2 Major Reasons Why Bitcoin Risks Falling Towards $8,500

  • A prolonged period of low volatility is setting Bitcoin towards a big price move.
  • The short-term bias for the cryptocurrency remains neutral as it trades inside a $300 trading range.
  • Nevertheless, three separate technical indicators put Bitcoin at the risk of breaking lower towards $8,500.

Buckle up, Bitcoin traders!

The sailing from here could get bumpier as the cryptocurrency continues to trade strictly inside a $300 trading range. BTCUSD has repeatedly failed to sustain a rally above its short-term resistance level at $9,300. Meanwhile, an equally stubborn support level at $9,000 has capped the pair from extending its bearish bias.

The flat and dull price action is reflective of the Bitcoin’s volatility. Data provided by Skew.com shows that the cryptocurrency has been least volatile in more than two years, with its one-month Realized Volatility falling towards 28.3 percent.

bitcoin, btcusdt, btcusd, xbtusd, cryptocurrency, s&p 500

Bitcoin 1-Month Realized Volatility dips. Source: Skew

A sustained period of low volatility typical prompts an asset to undergo a breakout move. Bitcoin is on a similar path. However, it is difficult to predict the direction of its next significant price action.

At the same time, two technical indicators with a credible history of predicting market trends see BTCUSD falling in the coming sessions.

#1 Bitcoin’s 50-Weekly Moving Average

Zooming out a typical Bitcoin chart from daily to weekly shows the cryptocurrency in a downtrend since its December 2017 top.

The long-term market outlook shows a string of technical indicators that accurately foretold the direction of Bitcoin’s next price moves. One of them was and remains to be the 50-weekly moving average, as shown via blue wave in the chart below.

bitcoin, btcusdt, btcusd, xbtusd, cryptocurrency, s&p 500

Bitcoin price outlook from the point of view of the blue wave. Source: TradingView.com

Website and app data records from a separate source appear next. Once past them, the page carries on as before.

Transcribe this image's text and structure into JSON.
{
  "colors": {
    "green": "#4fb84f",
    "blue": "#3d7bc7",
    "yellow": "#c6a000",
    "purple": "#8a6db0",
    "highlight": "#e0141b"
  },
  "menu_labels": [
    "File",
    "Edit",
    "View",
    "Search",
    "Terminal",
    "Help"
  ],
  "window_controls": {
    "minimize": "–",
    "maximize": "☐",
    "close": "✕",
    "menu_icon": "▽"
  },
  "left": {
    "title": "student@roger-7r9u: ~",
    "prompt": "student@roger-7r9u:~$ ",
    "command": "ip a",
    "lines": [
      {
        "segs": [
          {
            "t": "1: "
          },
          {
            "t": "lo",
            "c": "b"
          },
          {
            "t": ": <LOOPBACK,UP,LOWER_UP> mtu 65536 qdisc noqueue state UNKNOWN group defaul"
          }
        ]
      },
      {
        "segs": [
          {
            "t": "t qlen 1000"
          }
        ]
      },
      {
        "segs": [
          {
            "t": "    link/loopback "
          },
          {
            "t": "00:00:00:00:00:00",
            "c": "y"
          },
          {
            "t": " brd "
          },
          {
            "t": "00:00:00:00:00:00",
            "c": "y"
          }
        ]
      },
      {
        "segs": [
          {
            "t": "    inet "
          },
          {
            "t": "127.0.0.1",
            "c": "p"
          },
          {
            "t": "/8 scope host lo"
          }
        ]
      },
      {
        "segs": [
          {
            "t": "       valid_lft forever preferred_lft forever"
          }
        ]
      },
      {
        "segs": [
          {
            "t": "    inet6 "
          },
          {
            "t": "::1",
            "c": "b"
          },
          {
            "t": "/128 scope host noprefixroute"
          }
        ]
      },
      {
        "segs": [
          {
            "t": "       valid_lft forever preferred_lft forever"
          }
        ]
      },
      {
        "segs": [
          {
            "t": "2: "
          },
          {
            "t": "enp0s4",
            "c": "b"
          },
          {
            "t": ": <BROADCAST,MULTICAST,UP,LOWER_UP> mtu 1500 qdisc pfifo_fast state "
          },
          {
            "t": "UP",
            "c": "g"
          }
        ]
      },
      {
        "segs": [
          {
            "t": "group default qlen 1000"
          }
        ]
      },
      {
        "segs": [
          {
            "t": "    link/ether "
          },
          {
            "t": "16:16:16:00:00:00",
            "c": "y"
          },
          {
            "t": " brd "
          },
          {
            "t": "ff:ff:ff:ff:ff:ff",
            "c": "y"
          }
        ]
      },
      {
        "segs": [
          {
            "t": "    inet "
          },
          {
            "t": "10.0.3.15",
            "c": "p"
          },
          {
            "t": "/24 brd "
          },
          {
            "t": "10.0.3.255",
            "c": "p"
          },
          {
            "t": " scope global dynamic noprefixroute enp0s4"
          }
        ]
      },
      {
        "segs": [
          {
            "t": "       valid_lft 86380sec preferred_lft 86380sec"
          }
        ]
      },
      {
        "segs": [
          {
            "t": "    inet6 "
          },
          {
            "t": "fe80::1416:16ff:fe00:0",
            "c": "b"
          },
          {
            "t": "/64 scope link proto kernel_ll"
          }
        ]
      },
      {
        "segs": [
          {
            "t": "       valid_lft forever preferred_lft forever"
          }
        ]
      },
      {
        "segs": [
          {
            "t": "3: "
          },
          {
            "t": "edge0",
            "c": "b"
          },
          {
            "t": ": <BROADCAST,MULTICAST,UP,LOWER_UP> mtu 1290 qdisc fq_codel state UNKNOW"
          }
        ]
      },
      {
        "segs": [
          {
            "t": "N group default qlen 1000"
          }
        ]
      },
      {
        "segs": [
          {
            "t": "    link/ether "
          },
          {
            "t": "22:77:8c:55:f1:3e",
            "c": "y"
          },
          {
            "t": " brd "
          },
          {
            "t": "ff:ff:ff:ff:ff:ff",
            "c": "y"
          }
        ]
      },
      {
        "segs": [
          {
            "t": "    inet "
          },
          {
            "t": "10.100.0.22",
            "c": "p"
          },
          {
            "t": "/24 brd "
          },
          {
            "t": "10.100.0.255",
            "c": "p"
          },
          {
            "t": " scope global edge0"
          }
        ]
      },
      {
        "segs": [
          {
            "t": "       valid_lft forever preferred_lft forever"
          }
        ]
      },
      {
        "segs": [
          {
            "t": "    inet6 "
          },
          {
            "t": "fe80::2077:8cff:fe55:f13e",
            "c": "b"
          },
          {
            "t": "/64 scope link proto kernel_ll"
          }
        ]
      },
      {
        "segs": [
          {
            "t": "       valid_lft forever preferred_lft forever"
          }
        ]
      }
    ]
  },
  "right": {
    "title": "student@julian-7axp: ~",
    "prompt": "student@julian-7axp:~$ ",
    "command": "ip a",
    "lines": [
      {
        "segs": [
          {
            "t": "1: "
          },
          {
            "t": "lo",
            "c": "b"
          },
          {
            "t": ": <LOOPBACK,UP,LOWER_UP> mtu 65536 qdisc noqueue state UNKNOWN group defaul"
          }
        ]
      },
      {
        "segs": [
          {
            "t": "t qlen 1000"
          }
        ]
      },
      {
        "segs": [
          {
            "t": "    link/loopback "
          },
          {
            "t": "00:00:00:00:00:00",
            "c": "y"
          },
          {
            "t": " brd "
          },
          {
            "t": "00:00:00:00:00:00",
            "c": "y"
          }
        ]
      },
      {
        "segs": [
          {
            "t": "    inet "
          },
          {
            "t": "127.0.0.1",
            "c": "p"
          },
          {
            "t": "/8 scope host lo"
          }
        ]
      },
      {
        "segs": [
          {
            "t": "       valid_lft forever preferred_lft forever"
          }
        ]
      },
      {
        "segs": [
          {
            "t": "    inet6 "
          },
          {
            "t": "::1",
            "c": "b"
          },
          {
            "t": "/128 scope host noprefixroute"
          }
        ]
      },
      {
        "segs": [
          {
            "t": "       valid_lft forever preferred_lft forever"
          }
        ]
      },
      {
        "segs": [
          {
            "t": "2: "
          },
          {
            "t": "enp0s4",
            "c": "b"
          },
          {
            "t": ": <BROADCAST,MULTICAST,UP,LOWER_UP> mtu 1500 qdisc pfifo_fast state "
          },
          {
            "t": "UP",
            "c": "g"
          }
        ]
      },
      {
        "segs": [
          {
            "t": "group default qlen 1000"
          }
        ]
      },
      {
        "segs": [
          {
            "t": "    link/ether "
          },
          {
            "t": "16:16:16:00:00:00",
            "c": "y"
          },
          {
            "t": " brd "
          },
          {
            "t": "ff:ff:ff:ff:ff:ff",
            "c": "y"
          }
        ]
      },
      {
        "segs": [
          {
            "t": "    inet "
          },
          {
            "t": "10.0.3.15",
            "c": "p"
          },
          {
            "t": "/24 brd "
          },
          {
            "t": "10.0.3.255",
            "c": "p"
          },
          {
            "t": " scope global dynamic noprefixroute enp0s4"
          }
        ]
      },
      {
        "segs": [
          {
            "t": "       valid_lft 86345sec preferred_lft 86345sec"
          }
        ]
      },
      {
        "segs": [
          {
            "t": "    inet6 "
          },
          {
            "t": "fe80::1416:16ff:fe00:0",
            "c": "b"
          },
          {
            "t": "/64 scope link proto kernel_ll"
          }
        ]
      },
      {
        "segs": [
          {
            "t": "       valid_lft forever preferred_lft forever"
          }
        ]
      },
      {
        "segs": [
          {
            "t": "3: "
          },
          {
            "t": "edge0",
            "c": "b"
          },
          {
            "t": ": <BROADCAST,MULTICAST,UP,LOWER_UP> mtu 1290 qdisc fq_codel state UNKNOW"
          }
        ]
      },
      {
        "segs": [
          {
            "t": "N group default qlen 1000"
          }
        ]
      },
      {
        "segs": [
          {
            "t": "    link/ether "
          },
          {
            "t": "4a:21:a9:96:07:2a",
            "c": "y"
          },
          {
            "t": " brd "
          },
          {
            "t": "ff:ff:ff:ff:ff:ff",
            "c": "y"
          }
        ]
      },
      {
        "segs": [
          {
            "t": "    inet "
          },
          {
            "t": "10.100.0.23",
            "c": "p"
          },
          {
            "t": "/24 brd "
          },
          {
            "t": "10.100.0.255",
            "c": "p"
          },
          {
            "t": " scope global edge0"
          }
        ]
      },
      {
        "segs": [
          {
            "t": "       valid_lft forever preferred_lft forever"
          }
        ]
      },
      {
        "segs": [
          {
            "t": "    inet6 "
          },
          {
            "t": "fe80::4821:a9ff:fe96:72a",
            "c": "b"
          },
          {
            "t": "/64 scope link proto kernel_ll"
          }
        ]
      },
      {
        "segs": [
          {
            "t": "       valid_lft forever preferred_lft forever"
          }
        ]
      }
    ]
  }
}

BTCUSD always rallied as long as it maintained its hold above the 50-WMA. At the same time, breaking below it prompted traders to switch their bullish bias to bearish. In 2018, for instance, Bitcoin bottomed out near $3,120 six months after breaking below the 50-WMA.

On the other hand, the cryptocurrency’s sharp pullback move in the first half of 2019 saw it leaping over the blue wave. That visibly played an essential role in sending the price towards $14,000 in June 2019.

The same fractal repeated later in 2020, bringing Bitcoin now to retest the same blue wave as support. If the cryptocurrency breaks below $9,000, then it may end up falling towards the 50-WMA.

The wave is near the $8,500-mark.

#2 MACD Bearish Cross

Zooming the Bitcoin price chart back to the daily timeframe shows the beginning of a bearish bias, at least according to a textbook indicator traders use to predict short-term trends.

Dubbed as MACD, the trend-following momentum indicator shows the relationship between two moving averages. If the short-term MA moves below the long one, then MACD returns a negative value – a bearish bias. The opposite of it returns a positive value, suggesting a bullish bias.

bitcoin, btcusdt, btcusd, xbtusd, cryptocurrency, s&p 500

 MACD hints a bearish bias. Source: TradingView.com

The outcome of MACD readings shows it crossing below its signal line (a 9-day moving average) while trending below the baseline (defined by zero). That points to an increase in selling pressure in the BTC market.